I lay buried on a dusty velvet sofa, in a small room in a flat in a street in a city. Outside the window there was a tree cut through with telephone wires.
McGregor's poignant, Booker-nominated debut examines in loving detail a day in the lives of the inhabitants of a single British block. It is a day like any other—a woman prepares breakfast for her family, boys play cricket, a man washes his car—until a terrible accident occurs, which is witnessed by all the neighbors but concealed from readers until the novel's end. Drifting from apartment to house to yard, McGregor reveals the stories found in each: there is the couple who fight bitterly and have brilliant sex; the man with hands scarred from trying, unsuccessfully, to save his wife from a fire; the aging veteran keeping from his wife the truth of his imminent demise. Weaving through these tales of the transcendental ordinary is the first-person narrative of a girl coming to terms with her unexpected pregnancy after a one-night stand. Her lover's twin brother arrives to drive her to her parents, but doesn't tell her the truth about his brother's absence; the girl's mother has her own secrets. McGregor's rapt attention to the exquisiteness of daily life sometimes makes his details ring falsely portentous, and his unwavering focus on minutiae—rain, traffic lights—can be wearying. But as the man with the scarred hands remarks, "there are many things you could miss if you are not paying careful attention.

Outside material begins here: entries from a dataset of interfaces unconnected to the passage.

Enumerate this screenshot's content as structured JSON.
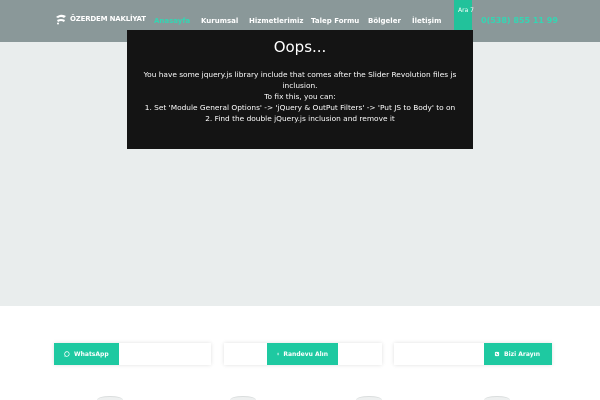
{
  "header": {
    "logo_text": "ÖZERDEM NAKLİYAT",
    "nav": [
      {
        "label": "Anasayfa",
        "active": true
      },
      {
        "label": "Kurumsal",
        "active": false
      },
      {
        "label": "Hizmetlerimiz",
        "active": false
      },
      {
        "label": "Talep Formu",
        "active": false
      },
      {
        "label": "Bölgeler",
        "active": false
      },
      {
        "label": "İletişim",
        "active": false
      }
    ],
    "call_label": "Ara 7",
    "call_icon": "whatsapp-icon",
    "phone_number": "0(538) 855 11 99"
  },
  "error": {
    "title": "Oops...",
    "line1": "You have some jquery.js library include that comes after the Slider Revolution files js inclusion.",
    "line2": "To fix this, you can:",
    "line3": "1. Set 'Module General Options' -> 'jQuery & OutPut Filters' -> 'Put JS to Body' to on",
    "line4": "2. Find the double jQuery.js inclusion and remove it"
  },
  "footer": {
    "whatsapp_label": "WhatsApp",
    "randevu_label": "Randevu Alın",
    "bizi_ara_label": "Bizi Arayın"
  },
  "colors": {
    "accent": "#1ec9a1",
    "header_bg": "#8a9899",
    "error_bg": "#141414"
  }
}
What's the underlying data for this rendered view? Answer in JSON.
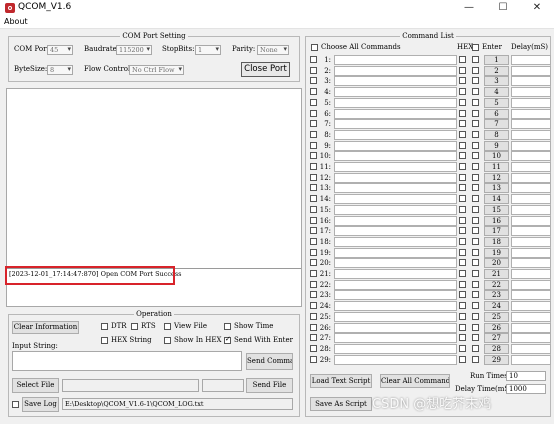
{
  "window": {
    "title": "QCOM_V1.6",
    "minimize": "—",
    "maximize": "☐",
    "close": "✕"
  },
  "menu": {
    "about": "About"
  },
  "com_port_setting": {
    "title": "COM Port Setting",
    "com_port_label": "COM Port:",
    "com_port_value": "45",
    "baudrate_label": "Baudrate:",
    "baudrate_value": "115200",
    "stopbits_label": "StopBits:",
    "stopbits_value": "1",
    "parity_label": "Parity:",
    "parity_value": "None",
    "bytesize_label": "ByteSize:",
    "bytesize_value": "8",
    "flow_control_label": "Flow Control:",
    "flow_control_value": "No Ctrl Flow",
    "close_port_label": "Close Port"
  },
  "log": {
    "line": "[2023-12-01_17:14:47:870] Open COM Port Success"
  },
  "operation": {
    "title": "Operation",
    "clear_info_label": "Clear Information",
    "dtr_label": "DTR",
    "rts_label": "RTS",
    "view_file_label": "View File",
    "show_time_label": "Show Time",
    "hex_string_label": "HEX String",
    "show_in_hex_label": "Show In HEX",
    "send_with_enter_label": "Send With Enter",
    "send_with_enter_checked": true,
    "input_string_label": "Input String:",
    "send_command_label": "Send Command",
    "select_file_label": "Select File",
    "send_file_label": "Send File",
    "save_log_label": "Save Log",
    "log_path": "E:\\Desktop\\QCOM_V1.6-1\\QCOM_LOG.txt"
  },
  "command_list": {
    "title": "Command List",
    "choose_all_label": "Choose All Commands",
    "hex_header": "HEX",
    "enter_header": "Enter",
    "delay_header": "Delay(mS)",
    "rows": [
      {
        "num": "1:",
        "btn": "1"
      },
      {
        "num": "2:",
        "btn": "2"
      },
      {
        "num": "3:",
        "btn": "3"
      },
      {
        "num": "4:",
        "btn": "4"
      },
      {
        "num": "5:",
        "btn": "5"
      },
      {
        "num": "6:",
        "btn": "6"
      },
      {
        "num": "7:",
        "btn": "7"
      },
      {
        "num": "8:",
        "btn": "8"
      },
      {
        "num": "9:",
        "btn": "9"
      },
      {
        "num": "10:",
        "btn": "10"
      },
      {
        "num": "11:",
        "btn": "11"
      },
      {
        "num": "12:",
        "btn": "12"
      },
      {
        "num": "13:",
        "btn": "13"
      },
      {
        "num": "14:",
        "btn": "14"
      },
      {
        "num": "15:",
        "btn": "15"
      },
      {
        "num": "16:",
        "btn": "16"
      },
      {
        "num": "17:",
        "btn": "17"
      },
      {
        "num": "18:",
        "btn": "18"
      },
      {
        "num": "19:",
        "btn": "19"
      },
      {
        "num": "20:",
        "btn": "20"
      },
      {
        "num": "21:",
        "btn": "21"
      },
      {
        "num": "22:",
        "btn": "22"
      },
      {
        "num": "23:",
        "btn": "23"
      },
      {
        "num": "24:",
        "btn": "24"
      },
      {
        "num": "25:",
        "btn": "25"
      },
      {
        "num": "26:",
        "btn": "26"
      },
      {
        "num": "27:",
        "btn": "27"
      },
      {
        "num": "28:",
        "btn": "28"
      },
      {
        "num": "29:",
        "btn": "29"
      }
    ],
    "load_script_label": "Load Text Script",
    "clear_all_label": "Clear All Commands",
    "save_script_label": "Save As Script",
    "run_times_label": "Run Times:",
    "run_times_value": "10",
    "delay_time_label": "Delay Time(mS):",
    "delay_time_value": "1000"
  },
  "watermark": "CSDN @想吃芥末鸡"
}
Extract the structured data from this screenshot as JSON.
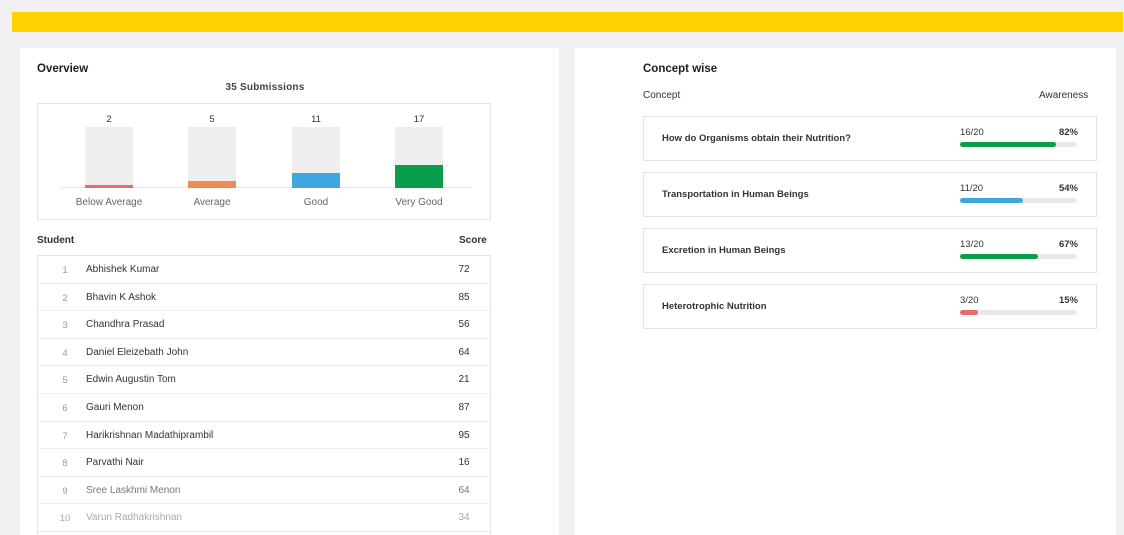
{
  "colors": {
    "accent_bar": "#fdd200",
    "below_average": "#e96a6a",
    "average": "#f28a55",
    "good": "#3fa6e0",
    "very_good": "#0a9e4c",
    "track": "#eeeeee"
  },
  "overview": {
    "title": "Overview",
    "submissions": "35 Submissions",
    "total": 35,
    "bars": [
      {
        "count": "2",
        "value": 2,
        "label": "Below Average",
        "color": "#e96a6a"
      },
      {
        "count": "5",
        "value": 5,
        "label": "Average",
        "color": "#f28a55"
      },
      {
        "count": "11",
        "value": 11,
        "label": "Good",
        "color": "#3fa6e0"
      },
      {
        "count": "17",
        "value": 17,
        "label": "Very Good",
        "color": "#0a9e4c"
      }
    ]
  },
  "students": {
    "student_header": "Student",
    "score_header": "Score",
    "rows": [
      {
        "index": "1",
        "name": "Abhishek Kumar",
        "score": "72"
      },
      {
        "index": "2",
        "name": "Bhavin K Ashok",
        "score": "85"
      },
      {
        "index": "3",
        "name": "Chandhra Prasad",
        "score": "56"
      },
      {
        "index": "4",
        "name": "Daniel Eleizebath John",
        "score": "64"
      },
      {
        "index": "5",
        "name": "Edwin Augustin Tom",
        "score": "21"
      },
      {
        "index": "6",
        "name": "Gauri Menon",
        "score": "87"
      },
      {
        "index": "7",
        "name": "Harikrishnan Madathiprambil",
        "score": "95"
      },
      {
        "index": "8",
        "name": "Parvathi Nair",
        "score": "16"
      },
      {
        "index": "9",
        "name": "Sree Laskhmi Menon",
        "score": "64"
      },
      {
        "index": "10",
        "name": "Varun Radhakrishnan",
        "score": "34"
      }
    ]
  },
  "concepts": {
    "title": "Concept wise",
    "concept_header": "Concept",
    "awareness_header": "Awareness",
    "items": [
      {
        "name": "How do Organisms obtain their Nutrition?",
        "ratio": "16/20",
        "percent": "82%",
        "fraction": 0.82,
        "color": "#0a9e4c"
      },
      {
        "name": "Transportation in Human Beings",
        "ratio": "11/20",
        "percent": "54%",
        "fraction": 0.54,
        "color": "#3fa6e0"
      },
      {
        "name": "Excretion in Human Beings",
        "ratio": "13/20",
        "percent": "67%",
        "fraction": 0.67,
        "color": "#0a9e4c"
      },
      {
        "name": "Heterotrophic Nutrition",
        "ratio": "3/20",
        "percent": "15%",
        "fraction": 0.15,
        "color": "#e96a6a"
      }
    ]
  }
}
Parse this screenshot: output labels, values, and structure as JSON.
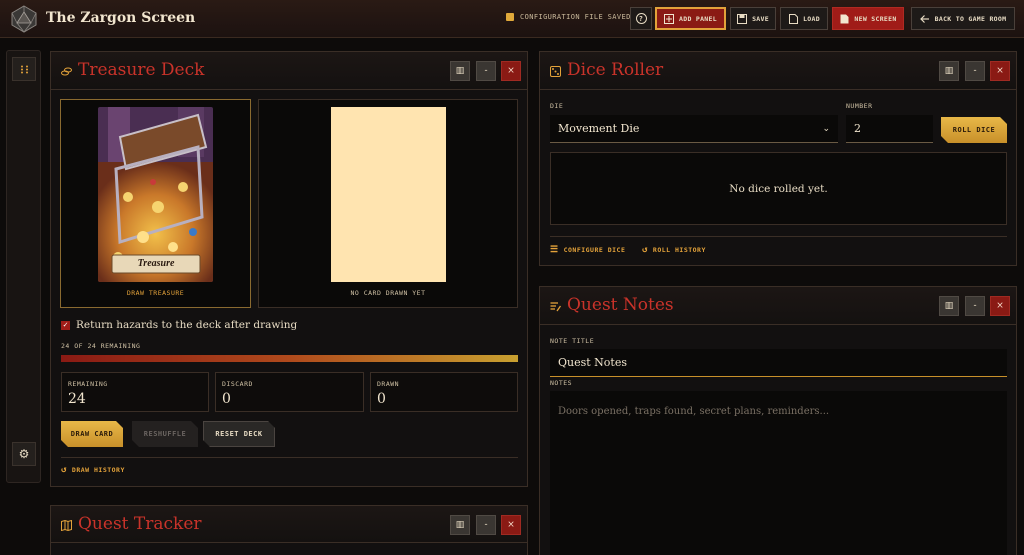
{
  "app": {
    "title": "The Zargon Screen",
    "status_text": "CONFIGURATION FILE SAVED",
    "accent": "#e3a23a",
    "danger": "#8a1a14"
  },
  "toolbar": {
    "help_label": "?",
    "add_panel_label": "ADD PANEL",
    "save_label": "SAVE",
    "load_label": "LOAD",
    "new_screen_label": "NEW SCREEN",
    "back_label": "BACK TO GAME ROOM"
  },
  "treasure": {
    "title": "Treasure Deck",
    "card_caption": "Treasure",
    "draw_slot_label": "DRAW TREASURE",
    "empty_slot_label": "NO CARD DRAWN YET",
    "return_hazards_label": "Return hazards to the deck after drawing",
    "return_hazards_checked": true,
    "remaining_text": "24 OF 24 REMAINING",
    "remaining_fraction": 1.0,
    "stats": [
      {
        "label": "REMAINING",
        "value": "24"
      },
      {
        "label": "DISCARD",
        "value": "0"
      },
      {
        "label": "DRAWN",
        "value": "0"
      }
    ],
    "draw_card_label": "DRAW CARD",
    "reshuffle_label": "RESHUFFLE",
    "reset_deck_label": "RESET DECK",
    "history_label": "DRAW HISTORY"
  },
  "dice": {
    "title": "Dice Roller",
    "die_label": "DIE",
    "die_value": "Movement Die",
    "number_label": "NUMBER",
    "number_value": "2",
    "roll_label": "ROLL DICE",
    "empty_text": "No dice rolled yet.",
    "configure_label": "CONFIGURE DICE",
    "history_label": "ROLL HISTORY"
  },
  "notes": {
    "title": "Quest Notes",
    "note_title_label": "NOTE TITLE",
    "note_title_value": "Quest Notes",
    "notes_label": "NOTES",
    "notes_placeholder": "Doors opened, traps found, secret plans, reminders..."
  },
  "quest": {
    "title": "Quest Tracker"
  }
}
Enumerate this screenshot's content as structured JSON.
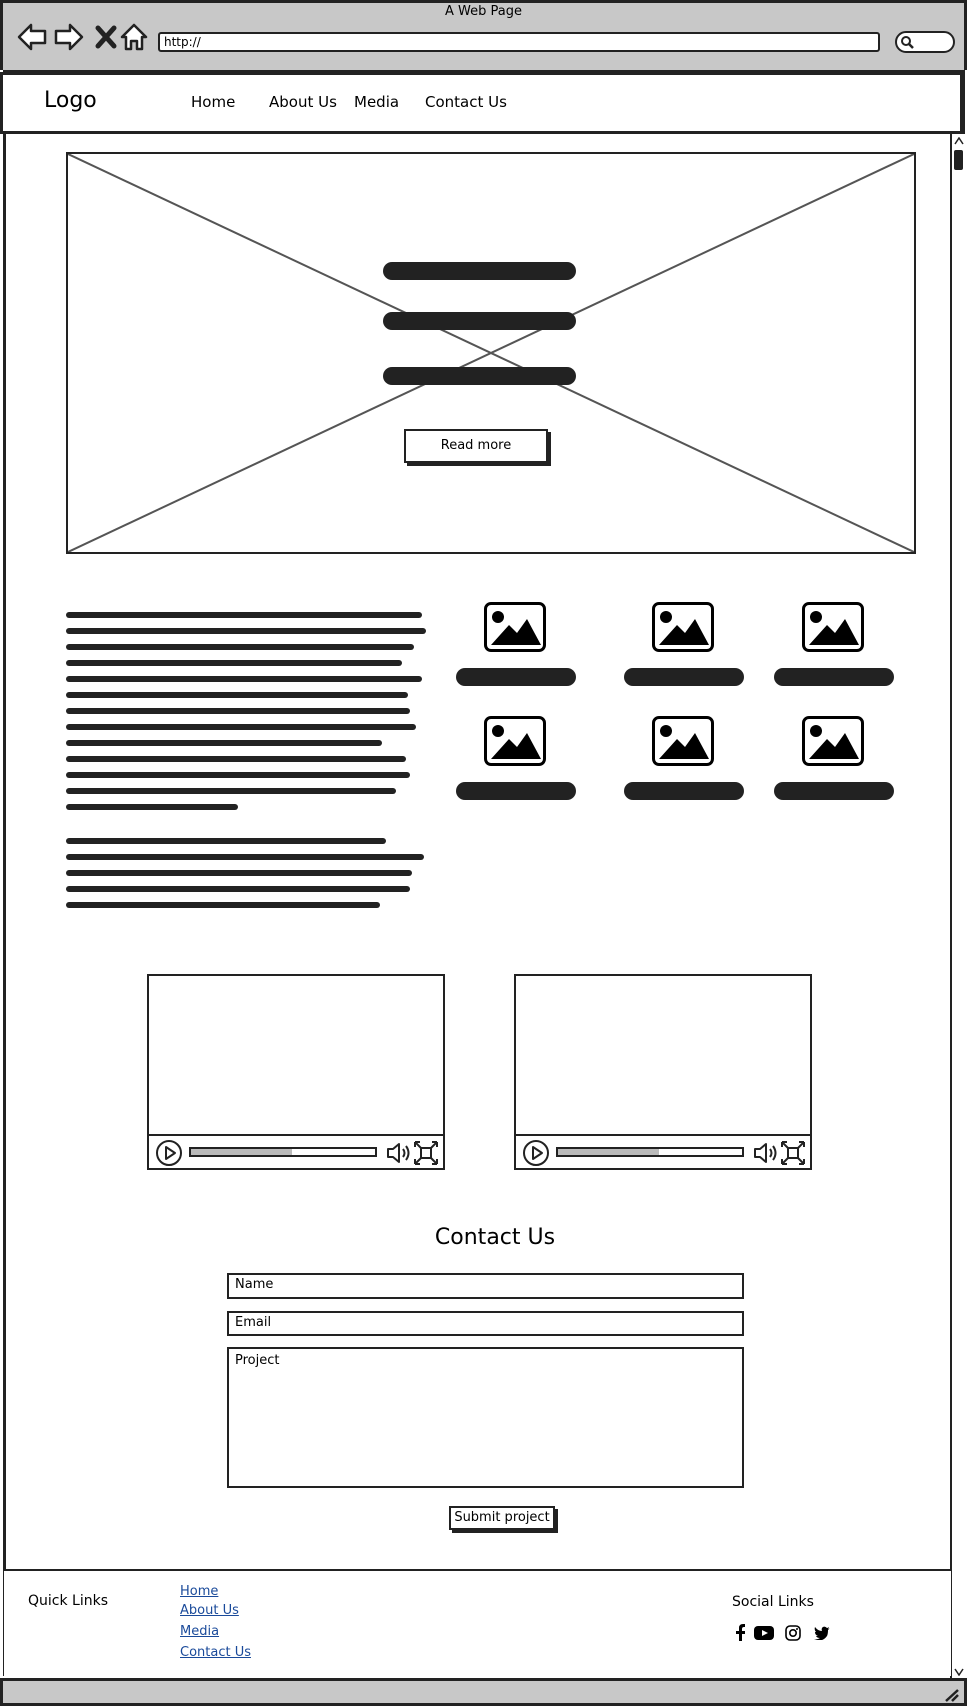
{
  "window": {
    "title": "A Web Page"
  },
  "address_bar": {
    "url": "http://"
  },
  "header": {
    "logo": "Logo",
    "nav": [
      "Home",
      "About Us",
      "Media",
      "Contact Us"
    ]
  },
  "hero": {
    "button_label": "Read more"
  },
  "contact": {
    "title": "Contact Us",
    "name_placeholder": "Name",
    "email_placeholder": "Email",
    "project_placeholder": "Project",
    "submit_label": "Submit project"
  },
  "footer": {
    "quick_links_title": "Quick Links",
    "quick_links": [
      "Home",
      "About Us",
      "Media",
      "Contact Us"
    ],
    "social_title": "Social Links",
    "social_icons": [
      "facebook-icon",
      "youtube-icon",
      "instagram-icon",
      "twitter-icon"
    ]
  },
  "videos": [
    {
      "progress": 0.55
    },
    {
      "progress": 0.55
    }
  ]
}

It portrays a day in the life of a suburban British street, with the plot alternately following the lives of the street's various inhabitants. All but one person's viewpoint is described in the third person, and the narrative uses a flowing grammatical style which mimics their thought processes. Receiving generally positive critical reviews, the book notably won the prestigious Somerset Maugham Award , issued by the Society of Authors. On his website, Jon McGregor explains that the book began partly as a book about the reaction to the death of Princess Diana , set in 'a street where life was going on regardless'. He goes on to state that the setting is Bradford , where McGregor lived in the late s. If Nobody Speaks of Remarkable Things eschews a traditional narrative structure, instead moving from one resident of an unnamed English street to another, describing their actions and inner world over the course of a single day, the last day of Summer in